  • Hallo für alle! Leider ich kann kein flüssige Englisch zu sprechen, um die Debatte hier ohne Mißverständnissen zu leisten, ...ich weiß nicht so viel Englisch, so das ich klar und eindeutig in eine solche Diskussion sich zu äußern. Um es deutlich zu sein, Ich bin kein Rassist. Ich bin ein Autodidakt, im Alter von 67 Jahre, - von Beruf Elektronikfachmann mit hervorragenden Kenntnissen in der Grammatik, ging ich mit meiner Familie von Rumänien im Jahr 1986 aus. Deutsch und Polnisch kann ich gut, weniger gut Englisch, etwas Französisch, Russisch. Das Prinzip, dass mich mobilisiert und geleitet hat von Anfang in Übersetzungen englischer Wörter und Sätze ist das, dass rumänische Sprache ist, natürlich unter Beibehaltung der Proportionen, "Englishe Sprache" auf dem Balkan. Grammatik und Morphologie der Worte gibt uns klare Beweise dieser Idee, und der Fond gemeinen Wörter lateinischen Ursprungs, es hilft auch viel um die Idee der angebliche sprachliche Ähnlichkeiten zu deuten. BAICAN XXX (talk) 00:16, 20 December 2015 (UTC)
    Answered at User_talk:BAICAN_XXX#Deutsch, the original place of this conversation.
    Bitte, wenn du antwortest, antworte in User_talk:BAICAN_XXX#Deutsch. --Dan Polansky (talk) 10:55, 20 December 2015 (UTC)

Czech rhymes and diphthongs such as ou[edit]

I started creating rhymes with dipthong ou using adorned ou̯ markup rather than the plain ou markup. I am not sure what I based it on.

I have two sources online:

This is what the two sources say or use:

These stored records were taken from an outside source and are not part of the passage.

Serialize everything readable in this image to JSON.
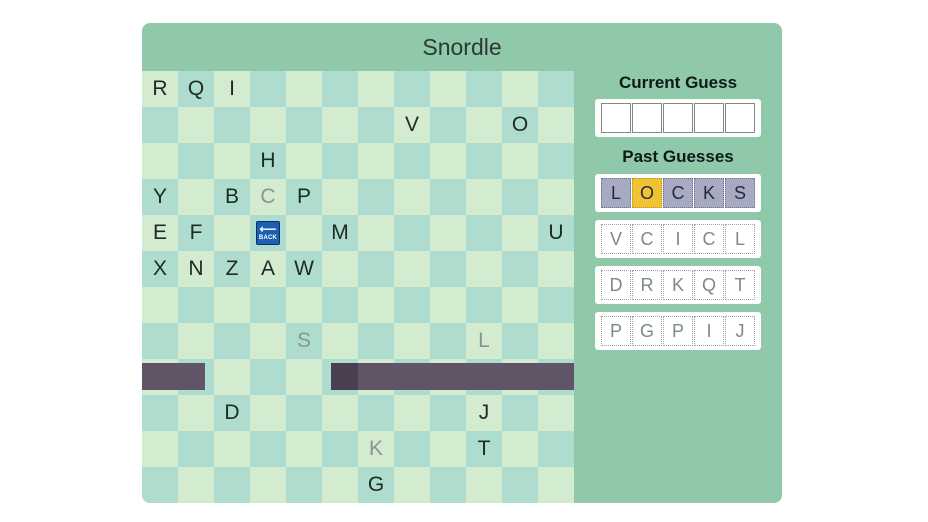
{
  "game": {
    "title": "Snordle",
    "board": {
      "size": 12,
      "letters": [
        {
          "row": 0,
          "col": 0,
          "letter": "R"
        },
        {
          "row": 0,
          "col": 1,
          "letter": "Q"
        },
        {
          "row": 0,
          "col": 2,
          "letter": "I"
        },
        {
          "row": 1,
          "col": 7,
          "letter": "V"
        },
        {
          "row": 1,
          "col": 10,
          "letter": "O"
        },
        {
          "row": 2,
          "col": 3,
          "letter": "H"
        },
        {
          "row": 3,
          "col": 0,
          "letter": "Y"
        },
        {
          "row": 3,
          "col": 2,
          "letter": "B"
        },
        {
          "row": 3,
          "col": 3,
          "letter": "C",
          "faded": true
        },
        {
          "row": 3,
          "col": 4,
          "letter": "P"
        },
        {
          "row": 4,
          "col": 0,
          "letter": "E"
        },
        {
          "row": 4,
          "col": 1,
          "letter": "F"
        },
        {
          "row": 4,
          "col": 5,
          "letter": "M"
        },
        {
          "row": 4,
          "col": 11,
          "letter": "U"
        },
        {
          "row": 5,
          "col": 0,
          "letter": "X"
        },
        {
          "row": 5,
          "col": 1,
          "letter": "N"
        },
        {
          "row": 5,
          "col": 2,
          "letter": "Z"
        },
        {
          "row": 5,
          "col": 3,
          "letter": "A"
        },
        {
          "row": 5,
          "col": 4,
          "letter": "W"
        },
        {
          "row": 7,
          "col": 4,
          "letter": "S",
          "faded": true
        },
        {
          "row": 7,
          "col": 9,
          "letter": "L",
          "faded": true
        },
        {
          "row": 9,
          "col": 2,
          "letter": "D"
        },
        {
          "row": 9,
          "col": 9,
          "letter": "J"
        },
        {
          "row": 10,
          "col": 6,
          "letter": "K",
          "faded": true
        },
        {
          "row": 10,
          "col": 9,
          "letter": "T"
        },
        {
          "row": 11,
          "col": 6,
          "letter": "G"
        }
      ],
      "back_key": {
        "row": 4,
        "col": 3,
        "label": "BACK",
        "arrow": "⟵"
      }
    },
    "current_guess": {
      "label": "Current Guess",
      "letters": [
        "",
        "",
        "",
        "",
        ""
      ]
    },
    "past_guesses": {
      "label": "Past Guesses",
      "rows": [
        [
          {
            "letter": "L",
            "state": "gray"
          },
          {
            "letter": "O",
            "state": "yellow"
          },
          {
            "letter": "C",
            "state": "gray"
          },
          {
            "letter": "K",
            "state": "gray"
          },
          {
            "letter": "S",
            "state": "gray"
          }
        ],
        [
          {
            "letter": "V",
            "state": "pending"
          },
          {
            "letter": "C",
            "state": "pending"
          },
          {
            "letter": "I",
            "state": "pending"
          },
          {
            "letter": "C",
            "state": "pending"
          },
          {
            "letter": "L",
            "state": "pending"
          }
        ],
        [
          {
            "letter": "D",
            "state": "pending"
          },
          {
            "letter": "R",
            "state": "pending"
          },
          {
            "letter": "K",
            "state": "pending"
          },
          {
            "letter": "Q",
            "state": "pending"
          },
          {
            "letter": "T",
            "state": "pending"
          }
        ],
        [
          {
            "letter": "P",
            "state": "pending"
          },
          {
            "letter": "G",
            "state": "pending"
          },
          {
            "letter": "P",
            "state": "pending"
          },
          {
            "letter": "I",
            "state": "pending"
          },
          {
            "letter": "J",
            "state": "pending"
          }
        ]
      ]
    },
    "colors": {
      "panel": "#90c8aa",
      "cell_light": "#d3ecd0",
      "cell_dark": "#aedccf",
      "snake": "#5f5566",
      "yellow": "#f1c232",
      "gray": "#a8aac2"
    }
  }
}
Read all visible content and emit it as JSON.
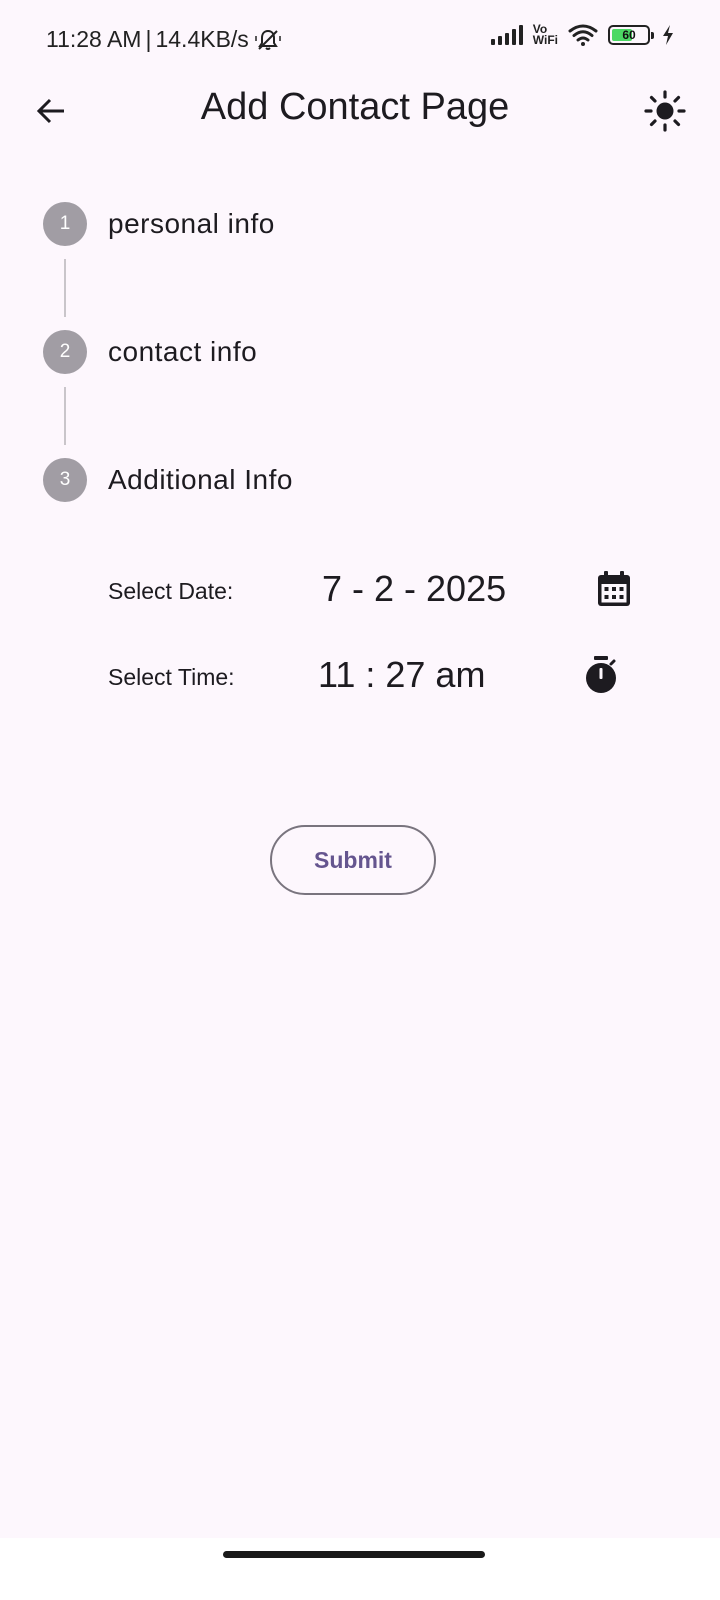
{
  "status_bar": {
    "time": "11:28 AM",
    "separator": "|",
    "network_speed": "14.4KB/s",
    "vowifi_top": "Vo",
    "vowifi_bottom": "WiFi",
    "battery_level": "60",
    "battery_fraction": 0.6,
    "battery_color": "#4cd964",
    "icons": [
      "bell-muted-icon",
      "signal-bars-icon",
      "wifi-icon",
      "battery-icon",
      "charging-bolt-icon"
    ]
  },
  "app_bar": {
    "title": "Add Contact Page",
    "back_icon": "arrow-back-icon",
    "theme_icon": "sun-icon"
  },
  "stepper": {
    "steps": [
      {
        "number": "1",
        "label": "personal info"
      },
      {
        "number": "2",
        "label": "contact info"
      },
      {
        "number": "3",
        "label": "Additional Info"
      }
    ],
    "circle_color": "#a19da4"
  },
  "additional_info": {
    "date_label": "Select Date:",
    "date_value": "7 - 2 - 2025",
    "date_icon": "calendar-icon",
    "time_label": "Select Time:",
    "time_value": "11 : 27 am",
    "time_icon": "stopwatch-icon"
  },
  "actions": {
    "submit_label": "Submit",
    "submit_color": "#65558f"
  },
  "colors": {
    "background": "#fdf7fd",
    "text": "#1d1b20",
    "outline": "#79747e"
  }
}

  • 1. In secion 3 Vokály, there is a table in which Krčmová uses ou̯ (adorned) markup. But below the table, Krmočová states that this can be also written as ou (plain markup). Further down the article, Krčmová uses ou̯ (adorned) in examples of markup.
  • 2. The 2012 article uses the plain version ou, e.g. in kouř and vplout, and in the table below Figure 3 on page 229. I do not see the adorned markup anywhere.

For the titles of rhyming pages, I see simplicity as key. Since the simple markup is allowed as possible by one of the sources, and is the only markup used in the other source, I opt for the simple markup and will proceed to change rhyme pages accordingly. --Dan Polansky (talk) 11:25, 28 December 2015 (UTC)

I do not think this is a good idea. Short time ago (before I read this) I answered you about a similar case of tʃ x t͡ʃ and ts x t͡s on my talk page. It is possible to use the non-diacritical version, but the diacritics makes it clearer. I also prefer things simple if possible, but not on the expenses of clarity. Jan Kameníček (talk) 22:42, 2 January 2016 (UTC)